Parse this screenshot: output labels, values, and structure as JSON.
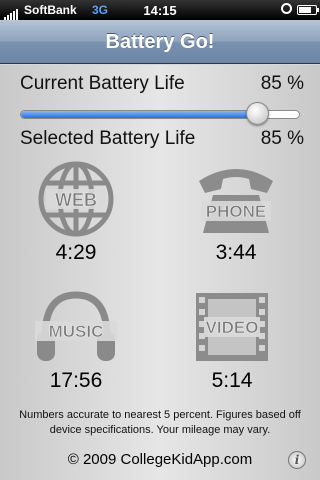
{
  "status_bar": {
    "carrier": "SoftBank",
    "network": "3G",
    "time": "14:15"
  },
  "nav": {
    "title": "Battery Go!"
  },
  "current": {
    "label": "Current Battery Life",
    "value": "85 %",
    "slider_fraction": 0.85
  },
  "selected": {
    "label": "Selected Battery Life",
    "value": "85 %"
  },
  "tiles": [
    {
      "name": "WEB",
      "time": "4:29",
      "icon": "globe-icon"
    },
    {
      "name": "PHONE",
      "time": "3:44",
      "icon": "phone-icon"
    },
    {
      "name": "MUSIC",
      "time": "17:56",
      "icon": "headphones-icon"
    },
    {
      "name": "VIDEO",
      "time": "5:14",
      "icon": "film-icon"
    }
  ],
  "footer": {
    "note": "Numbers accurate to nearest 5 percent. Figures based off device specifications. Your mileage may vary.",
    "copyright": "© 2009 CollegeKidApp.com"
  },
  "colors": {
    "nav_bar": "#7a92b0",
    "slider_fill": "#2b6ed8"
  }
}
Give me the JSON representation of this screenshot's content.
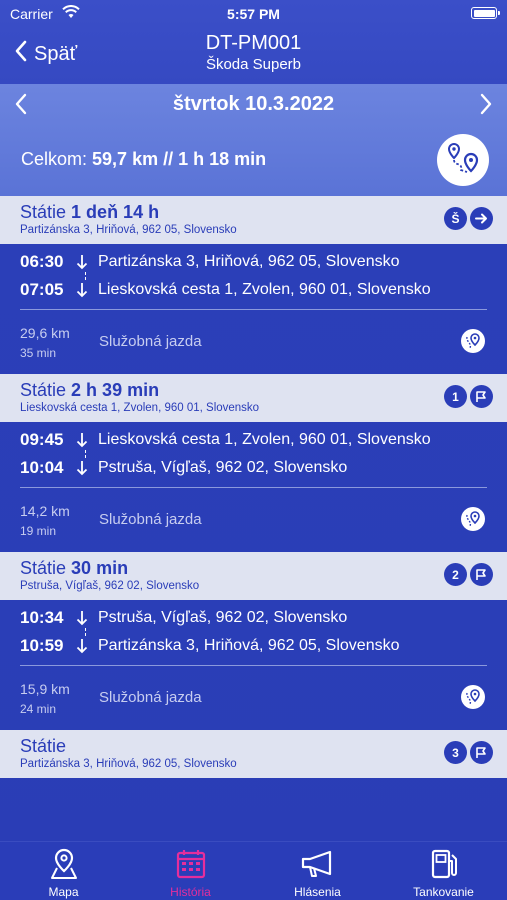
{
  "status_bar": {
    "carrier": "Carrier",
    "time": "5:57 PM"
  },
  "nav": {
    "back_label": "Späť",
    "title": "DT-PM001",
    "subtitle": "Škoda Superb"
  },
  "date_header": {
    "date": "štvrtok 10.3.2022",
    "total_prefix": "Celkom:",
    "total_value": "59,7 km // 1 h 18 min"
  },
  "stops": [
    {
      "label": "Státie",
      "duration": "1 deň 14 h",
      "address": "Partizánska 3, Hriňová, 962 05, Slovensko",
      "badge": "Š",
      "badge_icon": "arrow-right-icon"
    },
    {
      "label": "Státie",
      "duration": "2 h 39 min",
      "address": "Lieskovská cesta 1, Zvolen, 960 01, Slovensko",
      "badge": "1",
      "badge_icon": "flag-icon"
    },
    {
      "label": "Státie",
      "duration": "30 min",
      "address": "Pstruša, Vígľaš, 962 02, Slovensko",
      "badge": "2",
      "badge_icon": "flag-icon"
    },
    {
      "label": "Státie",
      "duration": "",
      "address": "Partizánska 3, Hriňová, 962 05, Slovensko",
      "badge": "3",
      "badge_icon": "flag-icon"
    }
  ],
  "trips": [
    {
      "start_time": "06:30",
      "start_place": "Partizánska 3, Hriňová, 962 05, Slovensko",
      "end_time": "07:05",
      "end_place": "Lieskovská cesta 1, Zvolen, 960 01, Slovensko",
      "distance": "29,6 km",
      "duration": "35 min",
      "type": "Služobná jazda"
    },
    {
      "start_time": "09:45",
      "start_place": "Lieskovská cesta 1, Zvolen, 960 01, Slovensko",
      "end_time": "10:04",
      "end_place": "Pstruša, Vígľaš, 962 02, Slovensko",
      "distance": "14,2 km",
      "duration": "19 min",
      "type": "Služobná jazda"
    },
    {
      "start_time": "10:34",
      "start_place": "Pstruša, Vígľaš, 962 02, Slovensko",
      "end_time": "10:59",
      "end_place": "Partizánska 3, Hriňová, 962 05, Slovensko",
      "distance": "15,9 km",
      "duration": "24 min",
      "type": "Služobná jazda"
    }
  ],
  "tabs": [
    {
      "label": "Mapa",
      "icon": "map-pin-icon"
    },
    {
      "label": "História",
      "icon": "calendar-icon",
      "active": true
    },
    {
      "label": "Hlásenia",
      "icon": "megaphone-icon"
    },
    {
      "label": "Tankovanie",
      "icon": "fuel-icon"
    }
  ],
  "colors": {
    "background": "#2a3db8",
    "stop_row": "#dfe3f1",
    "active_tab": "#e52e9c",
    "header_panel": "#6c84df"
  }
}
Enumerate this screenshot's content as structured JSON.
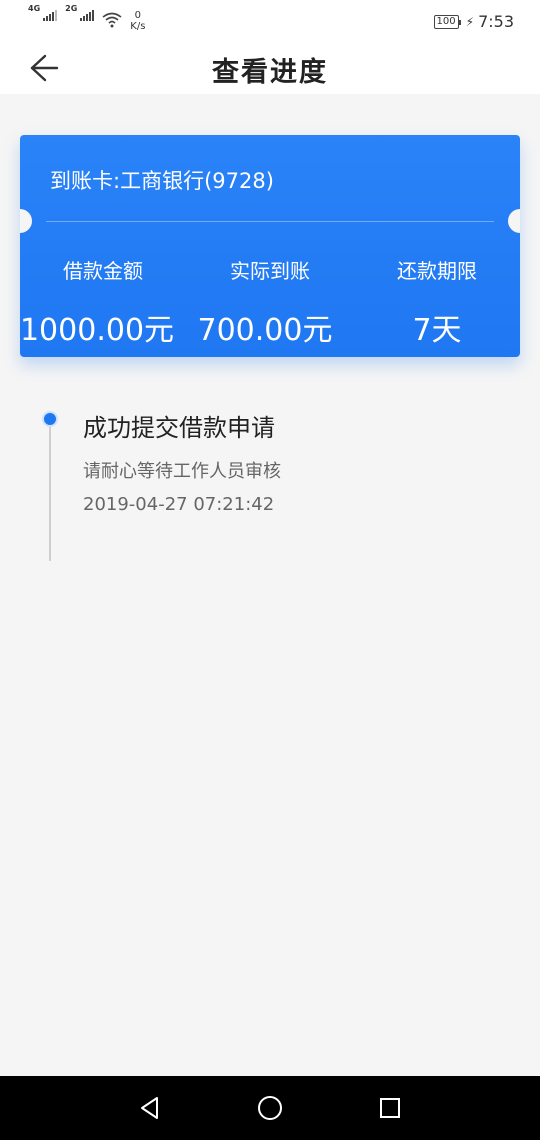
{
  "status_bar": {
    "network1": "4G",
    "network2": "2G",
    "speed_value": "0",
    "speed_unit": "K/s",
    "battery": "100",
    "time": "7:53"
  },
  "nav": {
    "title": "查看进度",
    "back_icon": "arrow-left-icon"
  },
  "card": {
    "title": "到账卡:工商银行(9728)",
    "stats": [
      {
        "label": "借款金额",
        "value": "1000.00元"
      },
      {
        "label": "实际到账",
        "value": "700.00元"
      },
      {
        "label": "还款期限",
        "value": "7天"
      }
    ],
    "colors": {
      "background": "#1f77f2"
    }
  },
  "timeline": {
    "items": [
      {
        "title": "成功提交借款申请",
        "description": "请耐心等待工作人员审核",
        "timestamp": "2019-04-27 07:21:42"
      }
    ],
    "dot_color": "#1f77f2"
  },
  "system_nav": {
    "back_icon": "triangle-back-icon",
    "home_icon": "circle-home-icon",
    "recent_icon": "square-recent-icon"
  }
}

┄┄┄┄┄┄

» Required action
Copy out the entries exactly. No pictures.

» Solution to the problem
Parse this screenshot: output labels, values, and structure as JSON.
{
  "status_bar": {
    "carrier": "SoftBank",
    "network": "3G",
    "time": "14:15"
  },
  "nav": {
    "title": "Battery Go!"
  },
  "current": {
    "label": "Current Battery Life",
    "value": "85 %",
    "slider_fraction": 0.85
  },
  "selected": {
    "label": "Selected Battery Life",
    "value": "85 %"
  },
  "tiles": [
    {
      "name": "WEB",
      "time": "4:29",
      "icon": "globe-icon"
    },
    {
      "name": "PHONE",
      "time": "3:44",
      "icon": "phone-icon"
    },
    {
      "name": "MUSIC",
      "time": "17:56",
      "icon": "headphones-icon"
    },
    {
      "name": "VIDEO",
      "time": "5:14",
      "icon": "film-icon"
    }
  ],
  "footer": {
    "note": "Numbers accurate to nearest 5 percent. Figures based off device specifications. Your mileage may vary.",
    "copyright": "© 2009 CollegeKidApp.com"
  },
  "colors": {
    "nav_bar": "#7a92b0",
    "slider_fill": "#2b6ed8"
  }
}
Give me the JSON representation of this screenshot's content.
{
  "status_bar": {
    "carrier": "Carrier",
    "time": "5:57 PM"
  },
  "nav": {
    "back_label": "Späť",
    "title": "DT-PM001",
    "subtitle": "Škoda Superb"
  },
  "date_header": {
    "date": "štvrtok 10.3.2022",
    "total_prefix": "Celkom:",
    "total_value": "59,7 km // 1 h 18 min"
  },
  "stops": [
    {
      "label": "Státie",
      "duration": "1 deň 14 h",
      "address": "Partizánska 3, Hriňová, 962 05, Slovensko",
      "badge": "Š",
      "badge_icon": "arrow-right-icon"
    },
    {
      "label": "Státie",
      "duration": "2 h 39 min",
      "address": "Lieskovská cesta 1, Zvolen, 960 01, Slovensko",
      "badge": "1",
      "badge_icon": "flag-icon"
    },
    {
      "label": "Státie",
      "duration": "30 min",
      "address": "Pstruša, Vígľaš, 962 02, Slovensko",
      "badge": "2",
      "badge_icon": "flag-icon"
    },
    {
      "label": "Státie",
      "duration": "",
      "address": "Partizánska 3, Hriňová, 962 05, Slovensko",
      "badge": "3",
      "badge_icon": "flag-icon"
    }
  ],
  "trips": [
    {
      "start_time": "06:30",
      "start_place": "Partizánska 3, Hriňová, 962 05, Slovensko",
      "end_time": "07:05",
      "end_place": "Lieskovská cesta 1, Zvolen, 960 01, Slovensko",
      "distance": "29,6 km",
      "duration": "35 min",
      "type": "Služobná jazda"
    },
    {
      "start_time": "09:45",
      "start_place": "Lieskovská cesta 1, Zvolen, 960 01, Slovensko",
      "end_time": "10:04",
      "end_place": "Pstruša, Vígľaš, 962 02, Slovensko",
      "distance": "14,2 km",
      "duration": "19 min",
      "type": "Služobná jazda"
    },
    {
      "start_time": "10:34",
      "start_place": "Pstruša, Vígľaš, 962 02, Slovensko",
      "end_time": "10:59",
      "end_place": "Partizánska 3, Hriňová, 962 05, Slovensko",
      "distance": "15,9 km",
      "duration": "24 min",
      "type": "Služobná jazda"
    }
  ],
  "tabs": [
    {
      "label": "Mapa",
      "icon": "map-pin-icon"
    },
    {
      "label": "História",
      "icon": "calendar-icon",
      "active": true
    },
    {
      "label": "Hlásenia",
      "icon": "megaphone-icon"
    },
    {
      "label": "Tankovanie",
      "icon": "fuel-icon"
    }
  ],
  "colors": {
    "background": "#2a3db8",
    "stop_row": "#dfe3f1",
    "active_tab": "#e52e9c",
    "header_panel": "#6c84df"
  }
}
Enumerate this screenshot's content as structured JSON.
{
  "status_bar": {
    "network1": "4G",
    "network2": "2G",
    "speed_value": "0",
    "speed_unit": "K/s",
    "battery": "100",
    "time": "7:53"
  },
  "nav": {
    "title": "查看进度",
    "back_icon": "arrow-left-icon"
  },
  "card": {
    "title": "到账卡:工商银行(9728)",
    "stats": [
      {
        "label": "借款金额",
        "value": "1000.00元"
      },
      {
        "label": "实际到账",
        "value": "700.00元"
      },
      {
        "label": "还款期限",
        "value": "7天"
      }
    ],
    "colors": {
      "background": "#1f77f2"
    }
  },
  "timeline": {
    "items": [
      {
        "title": "成功提交借款申请",
        "description": "请耐心等待工作人员审核",
        "timestamp": "2019-04-27 07:21:42"
      }
    ],
    "dot_color": "#1f77f2"
  },
  "system_nav": {
    "back_icon": "triangle-back-icon",
    "home_icon": "circle-home-icon",
    "recent_icon": "square-recent-icon"
  }
}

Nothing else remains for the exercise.